 My good friend Gary Michuta ( and an apologist par excellence took the time to answer the questions in a brief and pithy manner.

 GARY STARTS: Here are a few quick  responses to the “Quick Reference Guide” in your pictures. Some are stock objections while others are so weak (and wrong) that I’m surprised to find it in print.

 “1. Catholic Claim: The Pope is the visible head of the Church

 Bible truth: Jesus is the only head of the church, and all Christians are members of his spiritual body (Eph. 1:22-23; Colossians 1:18-24).”

RESPONSE: Before I begin, the author’s claim of the “Bible truth” really means “What truth HE BELIEVES the Bible teaches.” I’m sure that many of his “Bible truths” contradict, not only what Catholics see as “Bible truth” but also self-identified “Bible Christians.”

Of course, Christ is the head of the Church.

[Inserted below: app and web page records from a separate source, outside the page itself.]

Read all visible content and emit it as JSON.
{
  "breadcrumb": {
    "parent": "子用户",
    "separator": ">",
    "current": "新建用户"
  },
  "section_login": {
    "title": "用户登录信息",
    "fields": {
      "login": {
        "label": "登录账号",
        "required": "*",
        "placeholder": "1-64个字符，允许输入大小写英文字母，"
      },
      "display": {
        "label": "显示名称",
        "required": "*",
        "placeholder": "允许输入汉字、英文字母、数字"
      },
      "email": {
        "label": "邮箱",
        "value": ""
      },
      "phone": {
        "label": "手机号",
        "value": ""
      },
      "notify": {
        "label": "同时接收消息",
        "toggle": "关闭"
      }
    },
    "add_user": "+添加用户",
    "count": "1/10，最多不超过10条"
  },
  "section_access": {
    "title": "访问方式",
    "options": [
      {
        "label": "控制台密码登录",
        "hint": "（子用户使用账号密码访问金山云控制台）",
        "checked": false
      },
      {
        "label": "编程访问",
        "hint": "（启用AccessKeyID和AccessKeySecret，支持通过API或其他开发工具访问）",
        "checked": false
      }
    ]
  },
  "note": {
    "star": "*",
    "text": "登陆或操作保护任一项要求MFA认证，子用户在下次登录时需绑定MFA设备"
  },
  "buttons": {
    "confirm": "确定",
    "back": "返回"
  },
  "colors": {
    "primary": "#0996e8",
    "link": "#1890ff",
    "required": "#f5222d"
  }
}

No problem there. It’s equally biblical that Christ appointed Peter to have a primacy among His Apostles making him the “visible” head of His Church (Matthew 16:18-19, Luke 22:28-32, John 21:15-17).

It’s also interesting that he speaks of Christ’s Church, not as a “body” (which is visible and structured) but a “spiritual body,” which Scripture NEVER calls the Church. The only place I found in Scripture that speaks of a “spiritual body” is 1 Cor. 15:44, where Paul is talking about our resurrected or glorified bodies. So his “Bible truth” is incorrect. Christ’s Church is a body, not a “spiritual” body – that’s unbiblical.

He must say this, however, because if Christ’s Church is a body then it must be visible, identifiable, and have a set structure and if that is true Christ’s Church can only be the Catholic Church. To avoid this uncomfortable conclusion, Protestants turn Christ’s body into a spirit, an invisible collection of like-minded people or the elect.